At the same time, another set of words seems to be slowly disappearing, words such as attentiveness, imagination, wonder, courage, difficulty, trust, commitment, touch, concern, conscience, and tenderness. And I ask myself whether these express something of the waning logic of public interest. On the other hand, formerly unfamiliar words are beginning to permeate the health service and are heard in various combinations at almost every meeting: regulation, inspection, failure, enforcement, contract, competition, safety, risk, protocol, and competency. It seems likely that these words reflect significant aspects of the logic of private gain.

Those who work day in and day out trying, in many different ways, to help patients are brought into intimate contact with the effects of worsening inequality; they are fully aware, despite all the egregious rhetoric of the “big society,” that the price of private gain is worsening health for those who consistently lose, and it is perhaps this that makes the language so repellent. The logic clearly implies that gain at the expense of others is legitimate and indeed encouraged. And this is underlined in the continuation of massive pay awards for those at the top of the managerial pyramid, while the poor bear the brunt of the cuts that are supposedly essential because there is not enough money to go round.

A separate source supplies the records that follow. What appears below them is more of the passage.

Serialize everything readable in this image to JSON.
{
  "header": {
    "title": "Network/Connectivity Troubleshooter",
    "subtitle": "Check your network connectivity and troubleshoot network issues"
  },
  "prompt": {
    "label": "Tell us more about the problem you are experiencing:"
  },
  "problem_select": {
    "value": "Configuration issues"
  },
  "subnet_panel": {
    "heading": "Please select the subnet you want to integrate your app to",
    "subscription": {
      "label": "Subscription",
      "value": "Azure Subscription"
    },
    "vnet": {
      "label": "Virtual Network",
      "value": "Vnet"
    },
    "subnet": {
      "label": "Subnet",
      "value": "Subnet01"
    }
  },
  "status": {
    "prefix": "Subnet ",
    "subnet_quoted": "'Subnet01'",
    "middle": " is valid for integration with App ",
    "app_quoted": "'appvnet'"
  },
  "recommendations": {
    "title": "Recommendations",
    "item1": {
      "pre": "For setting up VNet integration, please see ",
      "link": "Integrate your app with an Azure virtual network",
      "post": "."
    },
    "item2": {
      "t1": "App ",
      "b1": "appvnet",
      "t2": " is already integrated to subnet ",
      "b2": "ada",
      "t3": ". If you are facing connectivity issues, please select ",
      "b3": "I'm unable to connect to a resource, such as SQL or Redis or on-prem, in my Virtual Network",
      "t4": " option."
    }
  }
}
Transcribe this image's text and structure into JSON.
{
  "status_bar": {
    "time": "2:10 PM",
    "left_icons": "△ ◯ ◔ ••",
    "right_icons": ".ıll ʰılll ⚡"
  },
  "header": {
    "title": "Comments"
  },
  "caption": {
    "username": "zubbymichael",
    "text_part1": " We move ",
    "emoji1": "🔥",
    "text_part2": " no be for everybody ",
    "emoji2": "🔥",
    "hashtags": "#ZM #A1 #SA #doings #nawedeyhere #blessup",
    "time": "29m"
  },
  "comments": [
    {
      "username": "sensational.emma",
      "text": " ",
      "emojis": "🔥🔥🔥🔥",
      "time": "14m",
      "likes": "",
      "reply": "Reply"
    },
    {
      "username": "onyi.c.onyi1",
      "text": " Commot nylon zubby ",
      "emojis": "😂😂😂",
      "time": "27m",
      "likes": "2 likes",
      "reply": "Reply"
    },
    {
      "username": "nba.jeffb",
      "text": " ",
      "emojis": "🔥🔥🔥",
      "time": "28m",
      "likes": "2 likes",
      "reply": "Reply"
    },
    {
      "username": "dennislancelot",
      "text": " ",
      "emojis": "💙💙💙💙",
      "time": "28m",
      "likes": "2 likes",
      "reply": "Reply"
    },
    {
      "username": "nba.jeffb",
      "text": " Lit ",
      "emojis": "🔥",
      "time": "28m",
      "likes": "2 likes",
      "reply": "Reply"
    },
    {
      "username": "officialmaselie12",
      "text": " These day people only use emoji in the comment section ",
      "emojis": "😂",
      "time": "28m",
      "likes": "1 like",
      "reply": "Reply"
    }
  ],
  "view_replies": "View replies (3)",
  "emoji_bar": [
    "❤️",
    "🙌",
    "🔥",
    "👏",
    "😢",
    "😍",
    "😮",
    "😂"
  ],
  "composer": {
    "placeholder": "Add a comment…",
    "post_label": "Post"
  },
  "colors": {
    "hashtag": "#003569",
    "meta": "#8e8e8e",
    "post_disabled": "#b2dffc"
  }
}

Those who gain are rewarded with longer and healthier lives; those who lose confront a waning of hope, coherence, and meaning and will tend to die significantly earlier.

A society that is increasingly dominated by the logic of private gain perhaps deserves the health service reforms on offer in England. Here, as the philosopher Martha Nussbaum writes in The Fragility of Goodness, “words will become not bonds of trust, but instruments of ends; communication is replaced by persuasive rhetoric, and speech becomes a matter of taking advantage of the other party’s susceptibility.” Hope lies in the logic of public interest that persists in the three devolved nations, where inclusion and fairness seem to remain public virtues and to inform the conduct of the health services. But is the language of healthcare any less constrained, and what do we think of the railway stations?


Cite this as: BMJ 2011;343:d7166


  • IH, though president of the Royal College of General Practitioners, writes in the BMJ in a personal capacity.